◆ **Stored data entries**
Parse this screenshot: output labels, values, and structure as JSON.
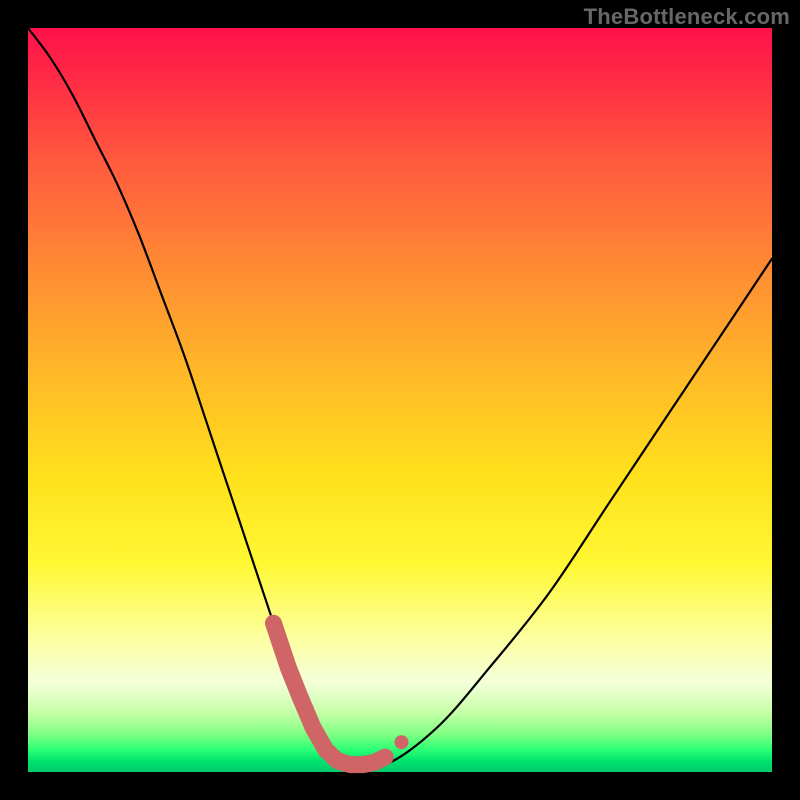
{
  "watermark": "TheBottleneck.com",
  "colors": {
    "frame": "#000000",
    "curve_line": "#000000",
    "marker_fill": "#cf6567",
    "gradient_top": "#ff114b",
    "gradient_bottom": "#00c96b"
  },
  "chart_data": {
    "type": "line",
    "title": "",
    "xlabel": "",
    "ylabel": "",
    "xlim": [
      0,
      100
    ],
    "ylim": [
      0,
      100
    ],
    "series": [
      {
        "name": "bottleneck-curve",
        "x": [
          0,
          3,
          6,
          9,
          12,
          15,
          18,
          21,
          24,
          27,
          30,
          33,
          35,
          37,
          39,
          42,
          48,
          55,
          62,
          70,
          78,
          86,
          94,
          100
        ],
        "values": [
          100,
          96,
          91,
          85,
          79,
          72,
          64,
          56,
          47,
          38,
          29,
          20,
          14,
          9,
          4,
          1,
          1,
          6,
          14,
          24,
          36,
          48,
          60,
          69
        ]
      }
    ],
    "markers": {
      "name": "highlight-points",
      "x": [
        33,
        35,
        36.6,
        38.3,
        40,
        41.6,
        43.3,
        45,
        46.6,
        48,
        50.2
      ],
      "values": [
        20,
        14,
        10,
        6,
        3,
        1.5,
        1,
        1,
        1.3,
        2,
        4
      ]
    },
    "annotations": []
  }
}
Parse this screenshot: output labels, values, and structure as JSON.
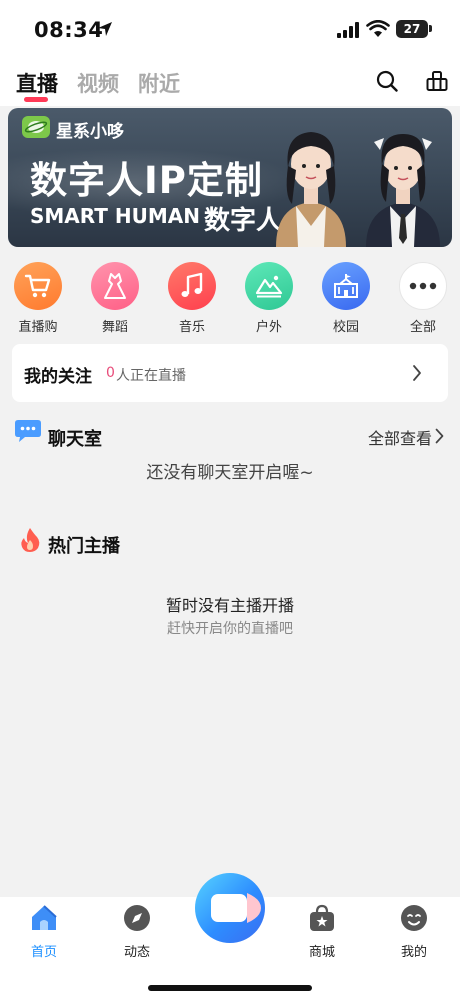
{
  "status_bar": {
    "time": "08:34",
    "battery": "27"
  },
  "top_tabs": [
    {
      "label": "直播",
      "active": true
    },
    {
      "label": "视频",
      "active": false
    },
    {
      "label": "附近",
      "active": false
    }
  ],
  "banner": {
    "brand": "星系小哆",
    "title": "数字人IP定制",
    "subtitle_en": "SMART HUMAN",
    "subtitle_cn": "数字人"
  },
  "categories": [
    {
      "label": "直播购",
      "icon": "shopping-cart-icon",
      "color": "#ff8c3a"
    },
    {
      "label": "舞蹈",
      "icon": "dress-icon",
      "color": "#ff6f8e"
    },
    {
      "label": "音乐",
      "icon": "music-note-icon",
      "color": "#ff4f55"
    },
    {
      "label": "户外",
      "icon": "mountain-icon",
      "color": "#3fd7a0"
    },
    {
      "label": "校园",
      "icon": "school-icon",
      "color": "#3b7cf5"
    },
    {
      "label": "全部",
      "icon": "more-dots-icon",
      "color": "#ffffff"
    }
  ],
  "follow": {
    "title": "我的关注",
    "count": "0",
    "text": "人正在直播"
  },
  "chatroom": {
    "title": "聊天室",
    "see_all": "全部查看",
    "empty": "还没有聊天室开启喔~"
  },
  "hot": {
    "title": "热门主播",
    "empty_title": "暂时没有主播开播",
    "empty_sub": "赶快开启你的直播吧"
  },
  "tabbar": [
    {
      "label": "首页",
      "icon": "home-icon",
      "active": true
    },
    {
      "label": "动态",
      "icon": "compass-icon",
      "active": false
    },
    {
      "label": "商城",
      "icon": "shop-bag-icon",
      "active": false
    },
    {
      "label": "我的",
      "icon": "profile-icon",
      "active": false
    }
  ],
  "colors": {
    "accent": "#ff3a57",
    "active_tab": "#1e90ff",
    "background": "#f2f2f2"
  }
}
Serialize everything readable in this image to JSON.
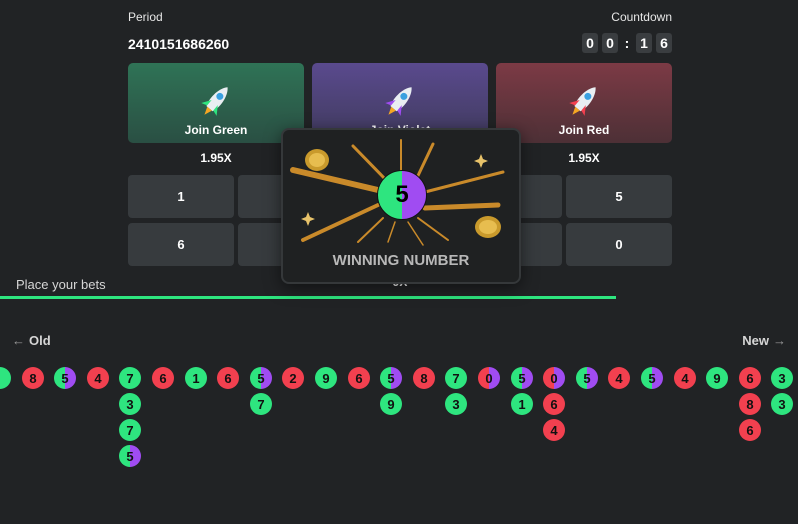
{
  "header": {
    "period_label": "Period",
    "period_value": "2410151686260",
    "countdown_label": "Countdown",
    "countdown_digits": [
      "0",
      "0",
      "1",
      "6"
    ],
    "countdown_sep": ":"
  },
  "join": {
    "green": {
      "label": "Join Green",
      "multiplier": "1.95X",
      "color": "#2e6b52"
    },
    "violet": {
      "label": "Join Violet",
      "multiplier": "",
      "color": "#574585"
    },
    "red": {
      "label": "Join Red",
      "multiplier": "1.95X",
      "color": "#7a3a44"
    }
  },
  "numbers": {
    "row1_left": "1",
    "row1_right": "5",
    "row2_left": "6",
    "row2_right": "0",
    "multiplier": "9X"
  },
  "popup": {
    "number": "5",
    "label": "WINNING NUMBER"
  },
  "status": {
    "place_bets": "Place your bets",
    "progress": 0.88
  },
  "history": {
    "old_label": "Old",
    "new_label": "New",
    "columns": [
      [
        {
          "n": "",
          "c": "g"
        }
      ],
      [
        {
          "n": "8",
          "c": "r"
        }
      ],
      [
        {
          "n": "5",
          "c": "gv"
        }
      ],
      [
        {
          "n": "4",
          "c": "r"
        }
      ],
      [
        {
          "n": "7",
          "c": "g"
        },
        {
          "n": "3",
          "c": "g"
        },
        {
          "n": "7",
          "c": "g"
        },
        {
          "n": "5",
          "c": "gv"
        }
      ],
      [
        {
          "n": "6",
          "c": "r"
        }
      ],
      [
        {
          "n": "1",
          "c": "g"
        }
      ],
      [
        {
          "n": "6",
          "c": "r"
        }
      ],
      [
        {
          "n": "5",
          "c": "gv"
        },
        {
          "n": "7",
          "c": "g"
        }
      ],
      [
        {
          "n": "2",
          "c": "r"
        }
      ],
      [
        {
          "n": "9",
          "c": "g"
        }
      ],
      [
        {
          "n": "6",
          "c": "r"
        }
      ],
      [
        {
          "n": "5",
          "c": "gv"
        },
        {
          "n": "9",
          "c": "g"
        }
      ],
      [
        {
          "n": "8",
          "c": "r"
        }
      ],
      [
        {
          "n": "7",
          "c": "g"
        },
        {
          "n": "3",
          "c": "g"
        }
      ],
      [
        {
          "n": "0",
          "c": "rv"
        }
      ],
      [
        {
          "n": "5",
          "c": "gv"
        },
        {
          "n": "1",
          "c": "g"
        }
      ],
      [
        {
          "n": "0",
          "c": "rv"
        },
        {
          "n": "6",
          "c": "r"
        },
        {
          "n": "4",
          "c": "r"
        }
      ],
      [
        {
          "n": "5",
          "c": "gv"
        }
      ],
      [
        {
          "n": "4",
          "c": "r"
        }
      ],
      [
        {
          "n": "5",
          "c": "gv"
        }
      ],
      [
        {
          "n": "4",
          "c": "r"
        }
      ],
      [
        {
          "n": "9",
          "c": "g"
        }
      ],
      [
        {
          "n": "6",
          "c": "r"
        },
        {
          "n": "8",
          "c": "r"
        },
        {
          "n": "6",
          "c": "r"
        }
      ],
      [
        {
          "n": "3",
          "c": "g"
        },
        {
          "n": "3",
          "c": "g"
        }
      ]
    ]
  }
}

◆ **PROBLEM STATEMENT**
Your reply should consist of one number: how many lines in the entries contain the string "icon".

◆ **WRITTEN ANSWER**
10